which is supported by the finding of regionally specific hyperactivity according to memory task demands. The finding that increased activity is a predictor of impending hippocampal failure, however, suggests that the hyperactivity may be an indicator of neuronal stress or be directly related to the pathophysiologic process of AD. Hyperactivity could be related to aberrant sprouting of cholinergic fibers,24
excitotoxicity from the excessive stimulation of NMDA receptors,25
or stress from Aβ-induced neuronal alterations (e.g., excitatory activity triggers compensatory inhibitory mechanisms, which jointly contribute to network dysfunction).26
It should be noted that blood oxygen level dependent (BOLD) is an indirect measure of neuronal activity, and may reflect other physiologic properties, including cerebrovascular changes.27
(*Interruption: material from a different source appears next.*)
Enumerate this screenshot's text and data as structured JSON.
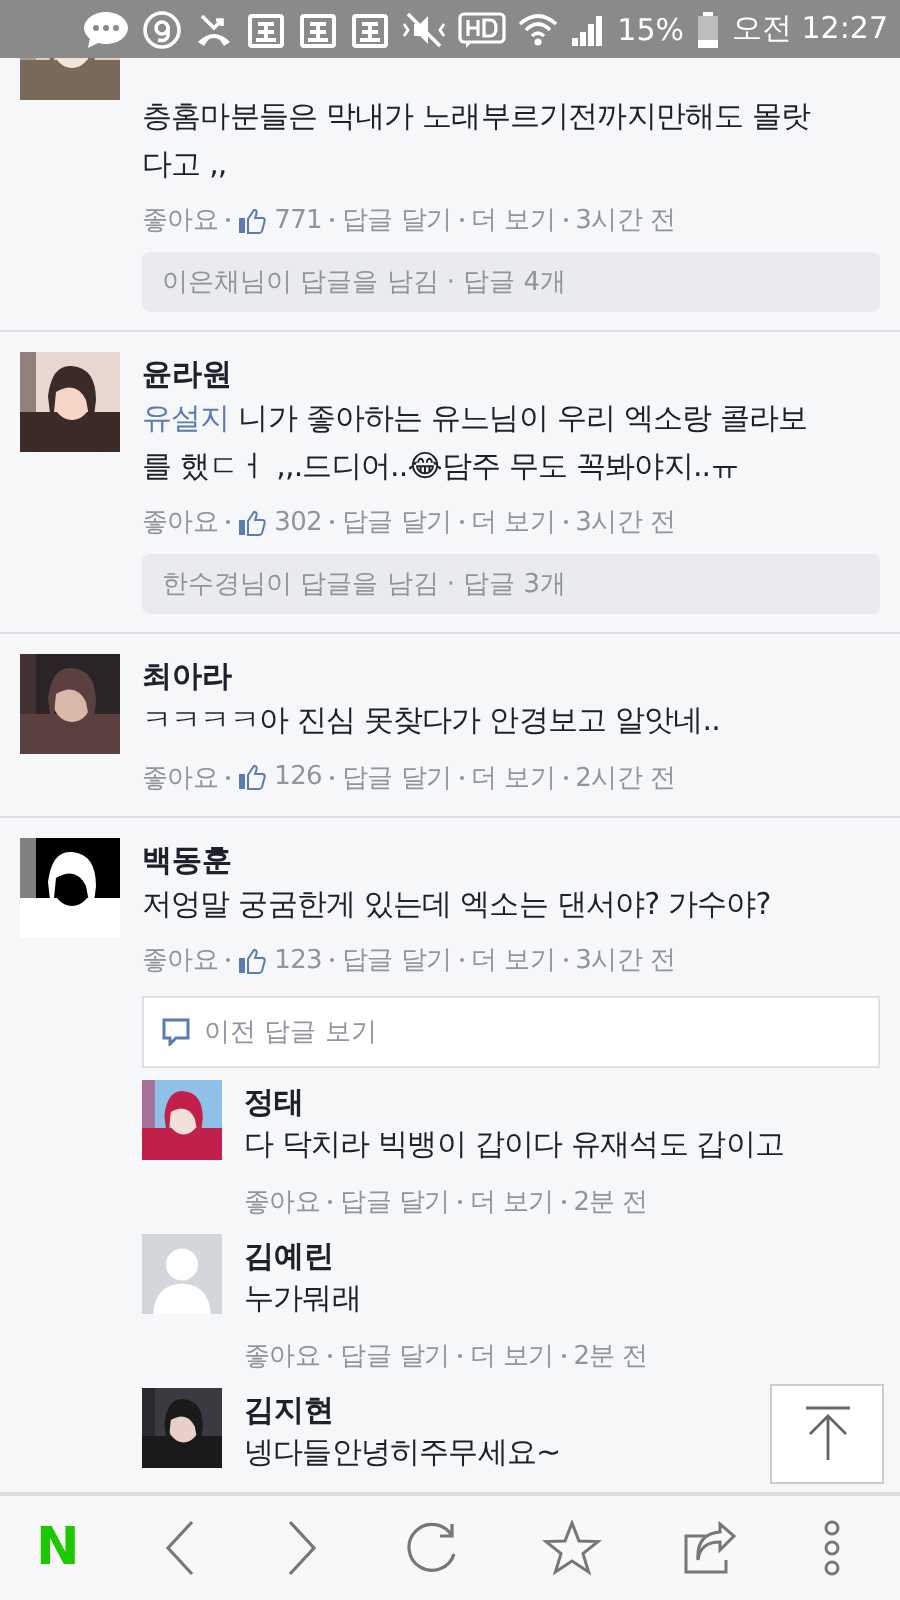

The BOLD signal may depend on baseline perfusion, cerebral blood volume, vascular compliance, and interactions between these variables.28
The increase in BOLD activation observed in our fast decliner group could represent a decreased resting oxygenation state, increased perfusion, or some other disruption in neurovascular coupling.
One other potential explanation for apparent decreases in functional activation over time could be loss of hippocampal volume. Controlling for volume both within ROI analyses and in a multivariate model, we still observed loss of hippocampal activation. We did not observe significant hippocampal atrophy over the 2 years using automated volumetric analyses, perhaps because many of our subjects were still at relatively early stages of prodromal AD, prior to significant neuronal loss. It has been postulated that hippocampal atrophy may occur later in the pathophysiologic sequence of AD.29,30
We hypothesize that those subjects who demonstrated the greatest decrease in function will subsequently manifest hippocampal atrophy, and are actively pursuing this hypothesis in ongoing longitudinal studies.
Over the course of the study, we modified our postscan memory test to include more test items at the follow-up scan. Unfortunately, this limited our ability to determine if loss of hippocampal signal accompanies worsening performance on postscan memory testing. Longitudinal fMRI studies now underway in our laboratory include more detailed postscan testing, and we will be able to analyze successful vs failed encoding using event-related analyses.
If fMRI is to be useful as a tool for evaluating longitudinal change in brain function or the efficacy of pharmacologic interventions, it is essential to demonstrate the stability of fMRI measures over extended periods of time in the absence of clinical change. Two recent studies suggest that fMRI reproducibility is reasonable over short time frames in older populations.31,32
Our finding of reproducible patterns of activation over 2 years in clinically stable normal subjects is encouraging that fMRI can provide a reliable estimate of hippocampal activation over time, and thus may prove a useful tool for detecting clinically meaningful change in longitudinal pharmacologic studies in early prodromal AD.
Our results in subjects with very mild impairment demonstrate that clinical decline is related to the loss of hippocampal activation, and support previous findings that paradoxically increased activation may be predictive of impending clinical decline. These findings suggest that fMRI may prove valuable in tracking very early progression of brain dysfunction, prior to the point of irreversible neuronal loss, and at a time when disease-modifying therapies are likely to be most efficacious.